PROBLEM DESCRIPTION:
Exactly as written, set down every entry once more.

EXERCISE DATA:
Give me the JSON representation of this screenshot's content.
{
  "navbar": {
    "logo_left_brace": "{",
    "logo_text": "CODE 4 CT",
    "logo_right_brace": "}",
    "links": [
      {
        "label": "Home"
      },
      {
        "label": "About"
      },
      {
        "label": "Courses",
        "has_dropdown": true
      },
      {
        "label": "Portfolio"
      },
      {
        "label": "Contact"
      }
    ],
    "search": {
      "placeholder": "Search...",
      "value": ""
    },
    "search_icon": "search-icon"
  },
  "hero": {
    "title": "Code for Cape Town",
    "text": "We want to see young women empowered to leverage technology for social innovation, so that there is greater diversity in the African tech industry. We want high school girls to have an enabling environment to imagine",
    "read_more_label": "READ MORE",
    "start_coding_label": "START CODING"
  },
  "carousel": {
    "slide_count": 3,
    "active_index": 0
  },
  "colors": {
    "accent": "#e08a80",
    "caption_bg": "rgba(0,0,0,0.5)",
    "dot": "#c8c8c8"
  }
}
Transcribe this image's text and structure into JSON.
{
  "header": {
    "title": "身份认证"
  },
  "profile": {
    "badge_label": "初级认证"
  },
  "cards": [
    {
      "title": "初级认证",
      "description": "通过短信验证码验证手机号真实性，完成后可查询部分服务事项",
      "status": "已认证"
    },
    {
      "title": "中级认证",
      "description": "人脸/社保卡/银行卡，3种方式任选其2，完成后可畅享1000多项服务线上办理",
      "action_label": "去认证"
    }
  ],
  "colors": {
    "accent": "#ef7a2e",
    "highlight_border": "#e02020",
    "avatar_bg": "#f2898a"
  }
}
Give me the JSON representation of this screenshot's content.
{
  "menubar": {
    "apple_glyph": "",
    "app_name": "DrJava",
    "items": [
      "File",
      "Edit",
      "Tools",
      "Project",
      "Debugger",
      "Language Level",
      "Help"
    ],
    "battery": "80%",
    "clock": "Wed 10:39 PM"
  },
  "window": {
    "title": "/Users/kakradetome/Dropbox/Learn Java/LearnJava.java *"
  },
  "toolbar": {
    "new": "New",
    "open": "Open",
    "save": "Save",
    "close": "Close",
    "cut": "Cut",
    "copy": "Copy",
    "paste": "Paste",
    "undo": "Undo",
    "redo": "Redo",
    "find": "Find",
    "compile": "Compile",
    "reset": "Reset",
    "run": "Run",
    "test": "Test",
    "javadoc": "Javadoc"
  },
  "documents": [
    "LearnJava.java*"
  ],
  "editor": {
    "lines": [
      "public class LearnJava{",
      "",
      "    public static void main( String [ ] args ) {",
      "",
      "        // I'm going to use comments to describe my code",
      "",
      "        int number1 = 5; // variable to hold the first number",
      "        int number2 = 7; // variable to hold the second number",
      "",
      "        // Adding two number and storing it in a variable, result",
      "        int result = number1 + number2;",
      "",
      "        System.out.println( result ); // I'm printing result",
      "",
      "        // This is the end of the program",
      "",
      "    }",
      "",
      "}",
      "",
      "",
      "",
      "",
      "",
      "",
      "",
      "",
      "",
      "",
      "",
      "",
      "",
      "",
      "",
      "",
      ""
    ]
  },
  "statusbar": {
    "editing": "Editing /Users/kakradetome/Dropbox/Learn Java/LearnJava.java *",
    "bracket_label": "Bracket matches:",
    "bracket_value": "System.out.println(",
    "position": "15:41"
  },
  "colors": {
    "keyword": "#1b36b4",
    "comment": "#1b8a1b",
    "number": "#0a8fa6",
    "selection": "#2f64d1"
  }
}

EXERCISE ANSWER:
Give me the JSON representation of this screenshot's content.
{
  "navbar": {
    "logo_left_brace": "{",
    "logo_text": "CODE 4 CT",
    "logo_right_brace": "}",
    "links": [
      {
        "label": "Home"
      },
      {
        "label": "About"
      },
      {
        "label": "Courses",
        "has_dropdown": true
      },
      {
        "label": "Portfolio"
      },
      {
        "label": "Contact"
      }
    ],
    "search": {
      "placeholder": "Search...",
      "value": ""
    },
    "search_icon": "search-icon"
  },
  "hero": {
    "title": "Code for Cape Town",
    "text": "We want to see young women empowered to leverage technology for social innovation, so that there is greater diversity in the African tech industry. We want high school girls to have an enabling environment to imagine",
    "read_more_label": "READ MORE",
    "start_coding_label": "START CODING"
  },
  "carousel": {
    "slide_count": 3,
    "active_index": 0
  },
  "colors": {
    "accent": "#e08a80",
    "caption_bg": "rgba(0,0,0,0.5)",
    "dot": "#c8c8c8"
  }
}
Transcribe this image's text and structure into JSON.
{
  "header": {
    "title": "身份认证"
  },
  "profile": {
    "badge_label": "初级认证"
  },
  "cards": [
    {
      "title": "初级认证",
      "description": "通过短信验证码验证手机号真实性，完成后可查询部分服务事项",
      "status": "已认证"
    },
    {
      "title": "中级认证",
      "description": "人脸/社保卡/银行卡，3种方式任选其2，完成后可畅享1000多项服务线上办理",
      "action_label": "去认证"
    }
  ],
  "colors": {
    "accent": "#ef7a2e",
    "highlight_border": "#e02020",
    "avatar_bg": "#f2898a"
  }
}
Give me the JSON representation of this screenshot's content.
{
  "menubar": {
    "apple_glyph": "",
    "app_name": "DrJava",
    "items": [
      "File",
      "Edit",
      "Tools",
      "Project",
      "Debugger",
      "Language Level",
      "Help"
    ],
    "battery": "80%",
    "clock": "Wed 10:39 PM"
  },
  "window": {
    "title": "/Users/kakradetome/Dropbox/Learn Java/LearnJava.java *"
  },
  "toolbar": {
    "new": "New",
    "open": "Open",
    "save": "Save",
    "close": "Close",
    "cut": "Cut",
    "copy": "Copy",
    "paste": "Paste",
    "undo": "Undo",
    "redo": "Redo",
    "find": "Find",
    "compile": "Compile",
    "reset": "Reset",
    "run": "Run",
    "test": "Test",
    "javadoc": "Javadoc"
  },
  "documents": [
    "LearnJava.java*"
  ],
  "editor": {
    "lines": [
      "public class LearnJava{",
      "",
      "    public static void main( String [ ] args ) {",
      "",
      "        // I'm going to use comments to describe my code",
      "",
      "        int number1 = 5; // variable to hold the first number",
      "        int number2 = 7; // variable to hold the second number",
      "",
      "        // Adding two number and storing it in a variable, result",
      "        int result = number1 + number2;",
      "",
      "        System.out.println( result ); // I'm printing result",
      "",
      "        // This is the end of the program",
      "",
      "    }",
      "",
      "}",
      "",
      "",
      "",
      "",
      "",
      "",
      "",
      "",
      "",
      "",
      "",
      "",
      "",
      "",
      "",
      "",
      ""
    ]
  },
  "statusbar": {
    "editing": "Editing /Users/kakradetome/Dropbox/Learn Java/LearnJava.java *",
    "bracket_label": "Bracket matches:",
    "bracket_value": "System.out.println(",
    "position": "15:41"
  },
  "colors": {
    "keyword": "#1b36b4",
    "comment": "#1b8a1b",
    "number": "#0a8fa6",
    "selection": "#2f64d1"
  }
}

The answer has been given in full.